Random Searches = Poor Counterterrorism

terrorism [ter-uh-riz-uhm]
- noun
1. the use of violence and threats to intimidate or coerce, esp. for political purposes.
2. the state of fear and submission produced by terrorism or terrorization.
3. a terroristic method of governing or of resisting a government.

So, one would think that countering terrorism would involve resisting coercion by resisting fear and submission.

That’s not the case in Washington, D.C., where Metro officials plan to start random searches of travelers’ bags. Not because of any specific threat, but because “Americans everywhere are at some risk from terrorism.”

Let’s get something out of the way first: Random searches do not provide security against terrorist acts.

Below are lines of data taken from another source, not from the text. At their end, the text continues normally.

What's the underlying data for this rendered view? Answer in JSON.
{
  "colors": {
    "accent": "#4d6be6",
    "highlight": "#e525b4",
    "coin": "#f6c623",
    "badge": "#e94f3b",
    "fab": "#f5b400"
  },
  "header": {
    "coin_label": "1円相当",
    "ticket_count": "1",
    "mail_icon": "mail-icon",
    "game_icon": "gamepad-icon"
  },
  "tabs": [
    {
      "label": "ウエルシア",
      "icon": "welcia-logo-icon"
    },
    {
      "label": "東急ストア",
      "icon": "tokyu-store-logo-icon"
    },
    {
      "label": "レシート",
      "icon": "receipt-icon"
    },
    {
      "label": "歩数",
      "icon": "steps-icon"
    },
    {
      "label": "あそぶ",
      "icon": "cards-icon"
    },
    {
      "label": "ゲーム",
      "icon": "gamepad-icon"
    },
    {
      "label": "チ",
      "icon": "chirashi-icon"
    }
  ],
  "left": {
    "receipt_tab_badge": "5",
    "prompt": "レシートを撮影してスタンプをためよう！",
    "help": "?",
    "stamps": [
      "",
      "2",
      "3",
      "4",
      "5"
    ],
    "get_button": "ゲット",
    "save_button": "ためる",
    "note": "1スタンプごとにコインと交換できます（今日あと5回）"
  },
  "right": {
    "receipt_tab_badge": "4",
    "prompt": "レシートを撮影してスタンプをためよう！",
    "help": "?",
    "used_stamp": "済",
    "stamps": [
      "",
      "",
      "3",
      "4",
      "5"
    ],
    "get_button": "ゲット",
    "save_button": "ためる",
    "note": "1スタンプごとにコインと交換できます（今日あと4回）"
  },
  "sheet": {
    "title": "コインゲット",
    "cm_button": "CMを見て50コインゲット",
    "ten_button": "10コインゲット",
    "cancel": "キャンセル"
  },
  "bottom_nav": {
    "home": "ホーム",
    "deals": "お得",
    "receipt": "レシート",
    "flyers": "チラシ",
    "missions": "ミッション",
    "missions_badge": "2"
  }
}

If it comes to it, a bomber can inspire fear just as well by exploding a checkpoint as he can by bombing any other part of the Metro system. Other kinds of attacks can be snuck past random checks or even comprehensive checks. Random searches are security theater, designed to make it seem like something protective is being done when it’s not.

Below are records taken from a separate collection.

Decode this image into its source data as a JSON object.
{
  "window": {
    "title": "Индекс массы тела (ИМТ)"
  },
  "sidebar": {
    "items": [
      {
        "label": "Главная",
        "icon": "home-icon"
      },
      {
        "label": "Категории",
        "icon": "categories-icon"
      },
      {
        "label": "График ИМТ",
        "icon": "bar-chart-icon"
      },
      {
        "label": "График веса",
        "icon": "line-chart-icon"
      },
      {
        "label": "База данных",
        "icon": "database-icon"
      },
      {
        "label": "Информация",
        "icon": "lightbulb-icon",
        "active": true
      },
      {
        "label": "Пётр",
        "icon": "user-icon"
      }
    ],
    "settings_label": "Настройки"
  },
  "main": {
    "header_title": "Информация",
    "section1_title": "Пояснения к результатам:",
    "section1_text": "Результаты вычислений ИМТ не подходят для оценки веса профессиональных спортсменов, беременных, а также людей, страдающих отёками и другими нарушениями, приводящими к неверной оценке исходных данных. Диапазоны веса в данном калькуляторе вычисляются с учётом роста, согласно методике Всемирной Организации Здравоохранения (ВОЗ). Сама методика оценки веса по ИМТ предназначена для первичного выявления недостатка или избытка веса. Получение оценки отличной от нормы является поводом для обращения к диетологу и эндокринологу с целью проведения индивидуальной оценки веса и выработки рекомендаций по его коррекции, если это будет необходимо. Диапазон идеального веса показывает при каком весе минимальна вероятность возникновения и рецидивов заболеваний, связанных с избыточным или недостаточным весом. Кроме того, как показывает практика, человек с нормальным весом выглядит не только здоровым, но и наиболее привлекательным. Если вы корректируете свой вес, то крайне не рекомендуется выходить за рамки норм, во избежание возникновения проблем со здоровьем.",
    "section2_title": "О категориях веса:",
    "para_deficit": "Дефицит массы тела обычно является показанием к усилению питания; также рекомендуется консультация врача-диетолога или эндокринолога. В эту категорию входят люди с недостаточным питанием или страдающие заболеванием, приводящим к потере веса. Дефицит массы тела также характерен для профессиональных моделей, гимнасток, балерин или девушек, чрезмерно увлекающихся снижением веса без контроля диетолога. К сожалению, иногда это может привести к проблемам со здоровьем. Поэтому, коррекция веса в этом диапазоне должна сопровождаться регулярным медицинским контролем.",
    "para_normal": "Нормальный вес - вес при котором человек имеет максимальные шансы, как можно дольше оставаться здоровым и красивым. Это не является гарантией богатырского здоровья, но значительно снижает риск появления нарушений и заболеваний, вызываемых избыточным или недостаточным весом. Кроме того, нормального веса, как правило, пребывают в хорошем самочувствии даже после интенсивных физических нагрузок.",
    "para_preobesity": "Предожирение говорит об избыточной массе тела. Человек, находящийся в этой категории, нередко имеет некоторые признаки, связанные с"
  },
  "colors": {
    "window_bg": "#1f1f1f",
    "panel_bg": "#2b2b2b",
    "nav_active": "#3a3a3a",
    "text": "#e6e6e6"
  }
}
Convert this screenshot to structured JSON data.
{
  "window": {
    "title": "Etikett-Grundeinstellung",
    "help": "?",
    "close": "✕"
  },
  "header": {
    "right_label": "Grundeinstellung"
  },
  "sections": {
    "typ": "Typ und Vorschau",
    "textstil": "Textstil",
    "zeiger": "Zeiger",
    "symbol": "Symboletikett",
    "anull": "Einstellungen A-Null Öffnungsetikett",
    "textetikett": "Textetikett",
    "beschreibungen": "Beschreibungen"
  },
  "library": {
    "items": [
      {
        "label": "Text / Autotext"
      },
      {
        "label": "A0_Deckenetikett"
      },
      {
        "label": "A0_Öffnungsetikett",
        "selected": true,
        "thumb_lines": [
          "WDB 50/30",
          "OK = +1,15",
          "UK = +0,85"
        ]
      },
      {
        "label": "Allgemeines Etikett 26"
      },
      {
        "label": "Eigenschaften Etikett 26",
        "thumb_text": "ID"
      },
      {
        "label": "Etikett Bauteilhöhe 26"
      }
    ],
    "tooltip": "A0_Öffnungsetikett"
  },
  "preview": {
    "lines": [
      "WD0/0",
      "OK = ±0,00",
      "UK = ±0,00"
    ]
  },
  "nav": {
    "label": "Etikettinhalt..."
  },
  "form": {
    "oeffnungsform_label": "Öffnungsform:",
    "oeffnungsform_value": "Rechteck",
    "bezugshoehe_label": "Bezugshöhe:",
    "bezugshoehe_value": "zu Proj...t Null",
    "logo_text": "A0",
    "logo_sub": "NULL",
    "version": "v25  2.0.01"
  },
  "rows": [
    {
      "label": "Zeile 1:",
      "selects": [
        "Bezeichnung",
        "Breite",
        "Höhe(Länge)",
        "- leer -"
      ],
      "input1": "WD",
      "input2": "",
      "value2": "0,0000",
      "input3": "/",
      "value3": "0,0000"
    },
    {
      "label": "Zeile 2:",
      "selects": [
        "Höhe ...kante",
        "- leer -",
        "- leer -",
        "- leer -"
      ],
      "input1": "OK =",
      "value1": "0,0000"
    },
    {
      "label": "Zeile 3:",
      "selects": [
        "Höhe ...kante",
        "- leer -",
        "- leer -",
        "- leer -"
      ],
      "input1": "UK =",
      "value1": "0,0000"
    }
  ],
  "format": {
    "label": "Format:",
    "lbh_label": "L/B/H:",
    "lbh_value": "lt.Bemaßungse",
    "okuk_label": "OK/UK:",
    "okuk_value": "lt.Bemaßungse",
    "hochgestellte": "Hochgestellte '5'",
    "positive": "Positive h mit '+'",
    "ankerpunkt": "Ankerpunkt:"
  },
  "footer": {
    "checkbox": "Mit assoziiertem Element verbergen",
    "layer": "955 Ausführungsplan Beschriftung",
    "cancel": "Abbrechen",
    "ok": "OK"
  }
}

What random searches do is reward past acts of terrorism by demonstrating that they have successfully cowed our society, made it fearful, and subject to coercion. This will tend to encourage future acts of terrorism. Seven years later, the 9/11 attacks are still paying dividends.

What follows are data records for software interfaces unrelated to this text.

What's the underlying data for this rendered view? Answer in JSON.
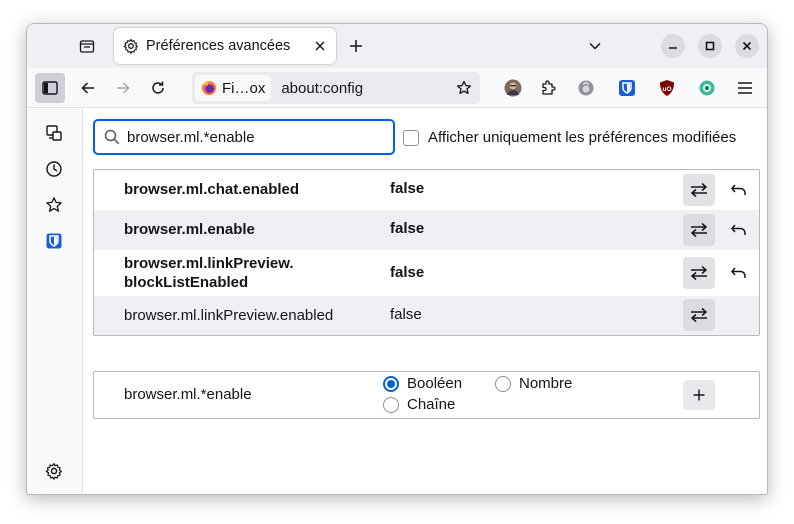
{
  "tab": {
    "title": "Préférences avancées"
  },
  "urlbar": {
    "identity_label": "Fi…ox",
    "url": "about:config"
  },
  "search": {
    "value": "browser.ml.*enable",
    "placeholder": ""
  },
  "modified_only": {
    "label": "Afficher uniquement les préférences modifiées",
    "checked": false
  },
  "prefs": [
    {
      "name": "browser.ml.chat.enabled",
      "value": "false",
      "modified": true
    },
    {
      "name": "browser.ml.enable",
      "value": "false",
      "modified": true
    },
    {
      "name_line1": "browser.ml.linkPreview.",
      "name_line2": "blockListEnabled",
      "value": "false",
      "modified": true
    },
    {
      "name": "browser.ml.linkPreview.enabled",
      "value": "false",
      "modified": false
    }
  ],
  "new_pref": {
    "name": "browser.ml.*enable",
    "types": {
      "boolean": "Booléen",
      "number": "Nombre",
      "string": "Chaîne"
    },
    "selected": "boolean"
  },
  "icons": {
    "tab_list": "tab-list-icon",
    "settings": "gear-icon",
    "close": "close-icon",
    "new_tab": "plus-icon",
    "list_all_tabs": "chevron-down-icon",
    "minimize": "minimize-icon",
    "maximize": "maximize-icon",
    "close_window": "close-window-icon",
    "sidebar": "sidebar-icon",
    "back": "back-arrow-icon",
    "forward": "forward-arrow-icon",
    "reload": "reload-icon",
    "firefox": "firefox-icon",
    "bookmark": "star-icon",
    "account": "avatar",
    "extensions": "puzzle-icon",
    "toggle": "toggle-arrows-icon",
    "reset": "undo-icon"
  },
  "colors": {
    "accent": "#0061e0",
    "bitwarden": "#175ddc",
    "ublock": "#800000"
  }
}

Searching at random in the Metro system plays into the terrorism strategy. Metro officials mean well, there can be no doubt, but they’re patsies to terrorism.